* [Prompt]:
Report every line below that carries the word "image".
□ □ □ □
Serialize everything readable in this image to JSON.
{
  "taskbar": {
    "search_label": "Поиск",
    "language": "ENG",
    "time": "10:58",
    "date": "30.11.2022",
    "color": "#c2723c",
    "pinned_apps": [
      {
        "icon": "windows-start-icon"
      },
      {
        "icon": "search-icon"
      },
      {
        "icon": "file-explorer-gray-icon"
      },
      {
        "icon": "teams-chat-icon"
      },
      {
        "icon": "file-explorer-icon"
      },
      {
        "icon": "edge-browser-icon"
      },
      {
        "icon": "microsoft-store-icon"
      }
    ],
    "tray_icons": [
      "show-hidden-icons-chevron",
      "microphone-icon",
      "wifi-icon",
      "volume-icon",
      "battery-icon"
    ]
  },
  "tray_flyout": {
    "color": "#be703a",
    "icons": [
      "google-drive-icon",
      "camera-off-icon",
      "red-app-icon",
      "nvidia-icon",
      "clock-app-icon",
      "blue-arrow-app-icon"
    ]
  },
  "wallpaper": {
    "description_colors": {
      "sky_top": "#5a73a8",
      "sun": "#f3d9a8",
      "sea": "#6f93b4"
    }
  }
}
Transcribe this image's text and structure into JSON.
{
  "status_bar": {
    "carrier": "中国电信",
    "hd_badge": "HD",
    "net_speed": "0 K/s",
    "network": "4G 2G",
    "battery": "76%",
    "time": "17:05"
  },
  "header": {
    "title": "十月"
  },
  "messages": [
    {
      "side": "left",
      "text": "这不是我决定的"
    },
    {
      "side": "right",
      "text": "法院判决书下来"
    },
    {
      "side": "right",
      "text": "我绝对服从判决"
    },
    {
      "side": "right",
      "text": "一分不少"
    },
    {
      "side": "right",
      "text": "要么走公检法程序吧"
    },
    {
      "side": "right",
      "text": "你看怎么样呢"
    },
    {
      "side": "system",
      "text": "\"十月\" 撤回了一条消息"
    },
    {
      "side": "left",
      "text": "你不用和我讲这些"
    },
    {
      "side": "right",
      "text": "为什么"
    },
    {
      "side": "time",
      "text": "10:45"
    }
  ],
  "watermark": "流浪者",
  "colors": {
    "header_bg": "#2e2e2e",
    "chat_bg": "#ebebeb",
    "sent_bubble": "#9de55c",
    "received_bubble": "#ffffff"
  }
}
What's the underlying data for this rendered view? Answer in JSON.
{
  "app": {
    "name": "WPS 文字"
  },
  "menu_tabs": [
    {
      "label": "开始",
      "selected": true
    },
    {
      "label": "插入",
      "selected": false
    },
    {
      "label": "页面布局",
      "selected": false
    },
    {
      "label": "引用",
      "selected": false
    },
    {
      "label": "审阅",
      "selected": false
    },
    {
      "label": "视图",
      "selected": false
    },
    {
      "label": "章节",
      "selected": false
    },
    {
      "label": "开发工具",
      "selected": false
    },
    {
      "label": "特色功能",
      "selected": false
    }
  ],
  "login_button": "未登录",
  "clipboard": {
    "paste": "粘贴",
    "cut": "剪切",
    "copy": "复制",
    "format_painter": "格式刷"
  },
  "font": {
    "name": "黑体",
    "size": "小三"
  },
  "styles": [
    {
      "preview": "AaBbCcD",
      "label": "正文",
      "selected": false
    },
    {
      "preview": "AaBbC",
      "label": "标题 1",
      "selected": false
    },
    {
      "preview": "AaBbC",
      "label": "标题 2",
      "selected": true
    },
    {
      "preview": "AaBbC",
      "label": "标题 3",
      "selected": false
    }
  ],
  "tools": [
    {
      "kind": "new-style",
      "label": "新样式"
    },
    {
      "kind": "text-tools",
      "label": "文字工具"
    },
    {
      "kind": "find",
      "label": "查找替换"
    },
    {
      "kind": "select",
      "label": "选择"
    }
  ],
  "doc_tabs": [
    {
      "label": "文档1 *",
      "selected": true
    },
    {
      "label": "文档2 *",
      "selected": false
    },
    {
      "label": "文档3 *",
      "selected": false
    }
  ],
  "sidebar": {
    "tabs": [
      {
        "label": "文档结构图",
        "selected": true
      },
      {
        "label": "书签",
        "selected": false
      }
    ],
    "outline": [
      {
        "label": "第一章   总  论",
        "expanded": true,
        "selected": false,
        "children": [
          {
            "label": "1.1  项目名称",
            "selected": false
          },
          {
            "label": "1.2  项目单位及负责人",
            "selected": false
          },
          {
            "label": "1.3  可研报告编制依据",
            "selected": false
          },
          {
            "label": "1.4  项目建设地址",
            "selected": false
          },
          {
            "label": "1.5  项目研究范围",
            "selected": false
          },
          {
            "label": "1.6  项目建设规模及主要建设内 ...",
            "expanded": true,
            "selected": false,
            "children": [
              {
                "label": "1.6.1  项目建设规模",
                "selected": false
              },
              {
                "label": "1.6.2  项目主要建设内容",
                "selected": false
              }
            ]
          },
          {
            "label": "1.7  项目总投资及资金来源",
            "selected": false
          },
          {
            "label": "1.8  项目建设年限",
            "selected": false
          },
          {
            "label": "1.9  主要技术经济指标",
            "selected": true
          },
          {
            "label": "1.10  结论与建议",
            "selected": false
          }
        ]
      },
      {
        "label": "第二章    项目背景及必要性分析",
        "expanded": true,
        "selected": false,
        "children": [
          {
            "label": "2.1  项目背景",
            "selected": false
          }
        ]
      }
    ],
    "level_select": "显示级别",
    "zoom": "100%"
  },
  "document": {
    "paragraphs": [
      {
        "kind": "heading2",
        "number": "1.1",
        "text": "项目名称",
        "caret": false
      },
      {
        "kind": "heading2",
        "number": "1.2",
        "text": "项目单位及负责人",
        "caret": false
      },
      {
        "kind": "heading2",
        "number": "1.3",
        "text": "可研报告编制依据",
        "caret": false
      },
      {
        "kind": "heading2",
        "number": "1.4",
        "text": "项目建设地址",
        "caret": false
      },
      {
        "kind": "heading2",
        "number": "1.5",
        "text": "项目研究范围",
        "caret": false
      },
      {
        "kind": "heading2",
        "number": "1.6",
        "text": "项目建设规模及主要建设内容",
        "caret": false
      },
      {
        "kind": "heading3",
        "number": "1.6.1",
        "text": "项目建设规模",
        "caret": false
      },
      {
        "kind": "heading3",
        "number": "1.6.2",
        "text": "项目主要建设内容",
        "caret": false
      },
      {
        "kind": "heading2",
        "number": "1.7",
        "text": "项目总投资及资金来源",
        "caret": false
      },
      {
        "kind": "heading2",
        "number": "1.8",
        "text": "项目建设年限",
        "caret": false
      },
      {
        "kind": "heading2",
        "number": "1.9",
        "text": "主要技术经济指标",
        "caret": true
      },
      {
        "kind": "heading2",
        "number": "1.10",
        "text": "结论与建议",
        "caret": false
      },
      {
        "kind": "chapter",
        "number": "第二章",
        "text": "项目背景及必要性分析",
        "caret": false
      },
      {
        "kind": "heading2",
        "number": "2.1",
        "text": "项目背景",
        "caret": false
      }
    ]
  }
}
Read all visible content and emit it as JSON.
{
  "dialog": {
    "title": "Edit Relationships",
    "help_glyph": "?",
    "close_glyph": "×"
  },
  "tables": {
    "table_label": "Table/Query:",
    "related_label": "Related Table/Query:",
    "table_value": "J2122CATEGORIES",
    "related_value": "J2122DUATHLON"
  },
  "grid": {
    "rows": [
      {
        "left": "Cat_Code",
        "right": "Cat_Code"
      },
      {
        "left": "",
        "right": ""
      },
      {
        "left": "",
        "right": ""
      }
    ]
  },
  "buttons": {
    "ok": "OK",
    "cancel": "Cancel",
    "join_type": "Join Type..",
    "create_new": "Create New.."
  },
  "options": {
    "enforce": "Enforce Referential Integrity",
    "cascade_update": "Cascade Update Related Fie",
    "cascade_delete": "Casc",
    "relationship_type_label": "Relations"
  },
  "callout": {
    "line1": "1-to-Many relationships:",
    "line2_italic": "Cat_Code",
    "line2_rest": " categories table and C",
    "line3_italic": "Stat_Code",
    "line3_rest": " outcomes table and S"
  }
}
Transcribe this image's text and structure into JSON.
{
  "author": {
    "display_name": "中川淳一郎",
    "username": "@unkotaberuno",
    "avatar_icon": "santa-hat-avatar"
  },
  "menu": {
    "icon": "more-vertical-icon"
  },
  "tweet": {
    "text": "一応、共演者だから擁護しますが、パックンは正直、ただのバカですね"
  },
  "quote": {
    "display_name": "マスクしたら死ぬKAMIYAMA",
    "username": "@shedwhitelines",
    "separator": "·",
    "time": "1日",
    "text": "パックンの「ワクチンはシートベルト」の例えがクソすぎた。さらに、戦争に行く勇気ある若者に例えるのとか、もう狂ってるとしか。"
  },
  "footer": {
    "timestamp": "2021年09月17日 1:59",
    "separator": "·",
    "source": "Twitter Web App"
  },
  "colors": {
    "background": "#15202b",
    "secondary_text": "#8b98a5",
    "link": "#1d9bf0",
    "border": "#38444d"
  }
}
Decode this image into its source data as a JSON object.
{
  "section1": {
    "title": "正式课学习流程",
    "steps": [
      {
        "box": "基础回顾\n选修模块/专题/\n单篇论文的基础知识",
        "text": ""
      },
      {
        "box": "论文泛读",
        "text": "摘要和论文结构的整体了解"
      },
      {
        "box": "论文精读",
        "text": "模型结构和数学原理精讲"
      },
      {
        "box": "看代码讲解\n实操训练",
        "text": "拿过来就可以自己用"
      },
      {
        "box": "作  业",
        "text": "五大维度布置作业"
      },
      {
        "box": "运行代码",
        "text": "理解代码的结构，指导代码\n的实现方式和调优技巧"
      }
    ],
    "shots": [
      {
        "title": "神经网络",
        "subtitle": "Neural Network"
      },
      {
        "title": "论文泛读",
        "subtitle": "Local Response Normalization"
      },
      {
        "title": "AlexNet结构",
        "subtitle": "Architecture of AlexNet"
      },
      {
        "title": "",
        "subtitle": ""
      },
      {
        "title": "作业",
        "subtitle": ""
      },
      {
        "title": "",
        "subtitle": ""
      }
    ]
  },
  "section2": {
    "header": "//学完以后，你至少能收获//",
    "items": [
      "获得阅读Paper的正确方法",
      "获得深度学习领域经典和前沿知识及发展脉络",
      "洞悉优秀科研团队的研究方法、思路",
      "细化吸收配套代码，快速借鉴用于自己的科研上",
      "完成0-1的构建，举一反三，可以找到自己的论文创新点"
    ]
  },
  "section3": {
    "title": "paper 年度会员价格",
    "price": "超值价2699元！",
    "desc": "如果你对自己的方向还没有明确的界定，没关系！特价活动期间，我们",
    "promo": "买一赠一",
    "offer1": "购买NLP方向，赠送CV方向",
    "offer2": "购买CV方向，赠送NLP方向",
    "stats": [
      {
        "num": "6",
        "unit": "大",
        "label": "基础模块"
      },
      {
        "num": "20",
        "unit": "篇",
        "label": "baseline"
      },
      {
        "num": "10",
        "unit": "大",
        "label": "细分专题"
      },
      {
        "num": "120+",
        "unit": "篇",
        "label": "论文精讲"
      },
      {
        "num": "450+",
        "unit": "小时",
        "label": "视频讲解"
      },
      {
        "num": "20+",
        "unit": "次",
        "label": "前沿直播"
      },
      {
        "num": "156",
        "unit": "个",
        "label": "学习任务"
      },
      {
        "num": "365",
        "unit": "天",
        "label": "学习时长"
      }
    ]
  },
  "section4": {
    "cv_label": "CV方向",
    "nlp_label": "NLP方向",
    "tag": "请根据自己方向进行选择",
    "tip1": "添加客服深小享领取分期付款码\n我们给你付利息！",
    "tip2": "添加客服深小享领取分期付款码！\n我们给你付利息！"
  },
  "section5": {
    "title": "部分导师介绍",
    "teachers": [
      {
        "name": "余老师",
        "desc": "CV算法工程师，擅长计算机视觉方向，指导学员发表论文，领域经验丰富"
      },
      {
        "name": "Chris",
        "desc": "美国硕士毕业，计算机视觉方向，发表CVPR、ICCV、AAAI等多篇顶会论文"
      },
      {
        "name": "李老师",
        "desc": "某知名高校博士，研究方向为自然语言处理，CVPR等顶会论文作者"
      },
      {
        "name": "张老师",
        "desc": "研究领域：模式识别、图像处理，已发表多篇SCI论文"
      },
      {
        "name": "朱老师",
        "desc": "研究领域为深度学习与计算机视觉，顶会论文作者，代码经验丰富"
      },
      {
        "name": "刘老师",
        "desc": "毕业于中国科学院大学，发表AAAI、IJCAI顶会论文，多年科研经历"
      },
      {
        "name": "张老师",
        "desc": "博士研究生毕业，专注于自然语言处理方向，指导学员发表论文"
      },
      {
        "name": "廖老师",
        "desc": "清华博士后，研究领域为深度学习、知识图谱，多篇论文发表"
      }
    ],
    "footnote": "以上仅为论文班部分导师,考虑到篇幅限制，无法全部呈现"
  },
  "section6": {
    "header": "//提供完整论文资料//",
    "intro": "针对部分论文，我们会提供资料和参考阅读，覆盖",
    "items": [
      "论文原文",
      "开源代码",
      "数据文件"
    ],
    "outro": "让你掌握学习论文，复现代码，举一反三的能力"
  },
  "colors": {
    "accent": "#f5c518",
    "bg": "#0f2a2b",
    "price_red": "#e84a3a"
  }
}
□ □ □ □
* [Written solution]:
Serialize everything readable in this image to JSON.
Transcribe this image's text and structure into JSON.
Transcribe this image's text and structure into JSON.
Decode this image into its source data as a JSON object.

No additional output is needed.